| Task |
The answer must restate every entry below word for word.
━━━━━ Records for the task ━━━━━
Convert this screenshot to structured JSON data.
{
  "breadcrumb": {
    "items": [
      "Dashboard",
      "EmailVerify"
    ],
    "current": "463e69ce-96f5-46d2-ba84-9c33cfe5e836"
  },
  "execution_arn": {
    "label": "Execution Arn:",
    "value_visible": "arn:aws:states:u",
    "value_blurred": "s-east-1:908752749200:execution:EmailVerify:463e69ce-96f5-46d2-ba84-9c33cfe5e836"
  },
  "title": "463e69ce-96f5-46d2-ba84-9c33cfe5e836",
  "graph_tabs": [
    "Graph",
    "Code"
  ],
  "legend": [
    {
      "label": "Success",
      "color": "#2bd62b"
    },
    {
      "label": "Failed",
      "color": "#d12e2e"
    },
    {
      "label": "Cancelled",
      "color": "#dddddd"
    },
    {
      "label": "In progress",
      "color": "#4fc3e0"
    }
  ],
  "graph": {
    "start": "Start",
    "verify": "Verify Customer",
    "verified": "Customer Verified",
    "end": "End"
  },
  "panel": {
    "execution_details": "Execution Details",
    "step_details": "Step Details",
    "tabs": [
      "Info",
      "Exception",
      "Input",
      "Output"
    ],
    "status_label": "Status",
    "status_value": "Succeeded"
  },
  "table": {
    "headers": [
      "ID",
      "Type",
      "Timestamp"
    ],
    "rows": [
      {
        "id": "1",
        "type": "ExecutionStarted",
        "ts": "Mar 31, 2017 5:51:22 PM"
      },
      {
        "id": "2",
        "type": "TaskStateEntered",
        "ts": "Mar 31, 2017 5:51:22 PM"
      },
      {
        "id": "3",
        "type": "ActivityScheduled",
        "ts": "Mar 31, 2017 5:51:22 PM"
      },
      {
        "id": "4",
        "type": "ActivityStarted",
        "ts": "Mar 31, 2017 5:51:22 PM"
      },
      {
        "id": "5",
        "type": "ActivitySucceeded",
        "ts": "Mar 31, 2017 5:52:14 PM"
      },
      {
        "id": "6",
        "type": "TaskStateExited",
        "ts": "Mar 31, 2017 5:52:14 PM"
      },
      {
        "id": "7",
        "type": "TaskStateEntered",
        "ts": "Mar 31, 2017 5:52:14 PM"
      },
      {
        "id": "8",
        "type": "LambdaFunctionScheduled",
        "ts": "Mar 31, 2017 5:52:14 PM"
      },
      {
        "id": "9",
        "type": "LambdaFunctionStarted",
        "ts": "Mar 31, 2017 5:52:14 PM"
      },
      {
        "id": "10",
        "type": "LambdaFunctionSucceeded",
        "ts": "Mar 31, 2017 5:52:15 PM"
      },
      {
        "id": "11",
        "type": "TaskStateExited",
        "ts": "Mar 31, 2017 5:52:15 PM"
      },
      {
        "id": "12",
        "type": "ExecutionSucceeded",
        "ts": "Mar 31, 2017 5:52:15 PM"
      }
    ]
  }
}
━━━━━
| Your solution |
Convert this screenshot to structured JSON data.
{
  "breadcrumb": {
    "items": [
      "Dashboard",
      "EmailVerify"
    ],
    "current": "463e69ce-96f5-46d2-ba84-9c33cfe5e836"
  },
  "execution_arn": {
    "label": "Execution Arn:",
    "value_visible": "arn:aws:states:u",
    "value_blurred": "s-east-1:908752749200:execution:EmailVerify:463e69ce-96f5-46d2-ba84-9c33cfe5e836"
  },
  "title": "463e69ce-96f5-46d2-ba84-9c33cfe5e836",
  "graph_tabs": [
    "Graph",
    "Code"
  ],
  "legend": [
    {
      "label": "Success",
      "color": "#2bd62b"
    },
    {
      "label": "Failed",
      "color": "#d12e2e"
    },
    {
      "label": "Cancelled",
      "color": "#dddddd"
    },
    {
      "label": "In progress",
      "color": "#4fc3e0"
    }
  ],
  "graph": {
    "start": "Start",
    "verify": "Verify Customer",
    "verified": "Customer Verified",
    "end": "End"
  },
  "panel": {
    "execution_details": "Execution Details",
    "step_details": "Step Details",
    "tabs": [
      "Info",
      "Exception",
      "Input",
      "Output"
    ],
    "status_label": "Status",
    "status_value": "Succeeded"
  },
  "table": {
    "headers": [
      "ID",
      "Type",
      "Timestamp"
    ],
    "rows": [
      {
        "id": "1",
        "type": "ExecutionStarted",
        "ts": "Mar 31, 2017 5:51:22 PM"
      },
      {
        "id": "2",
        "type": "TaskStateEntered",
        "ts": "Mar 31, 2017 5:51:22 PM"
      },
      {
        "id": "3",
        "type": "ActivityScheduled",
        "ts": "Mar 31, 2017 5:51:22 PM"
      },
      {
        "id": "4",
        "type": "ActivityStarted",
        "ts": "Mar 31, 2017 5:51:22 PM"
      },
      {
        "id": "5",
        "type": "ActivitySucceeded",
        "ts": "Mar 31, 2017 5:52:14 PM"
      },
      {
        "id": "6",
        "type": "TaskStateExited",
        "ts": "Mar 31, 2017 5:52:14 PM"
      },
      {
        "id": "7",
        "type": "TaskStateEntered",
        "ts": "Mar 31, 2017 5:52:14 PM"
      },
      {
        "id": "8",
        "type": "LambdaFunctionScheduled",
        "ts": "Mar 31, 2017 5:52:14 PM"
      },
      {
        "id": "9",
        "type": "LambdaFunctionStarted",
        "ts": "Mar 31, 2017 5:52:14 PM"
      },
      {
        "id": "10",
        "type": "LambdaFunctionSucceeded",
        "ts": "Mar 31, 2017 5:52:15 PM"
      },
      {
        "id": "11",
        "type": "TaskStateExited",
        "ts": "Mar 31, 2017 5:52:15 PM"
      },
      {
        "id": "12",
        "type": "ExecutionSucceeded",
        "ts": "Mar 31, 2017 5:52:15 PM"
      }
    ]
  }
}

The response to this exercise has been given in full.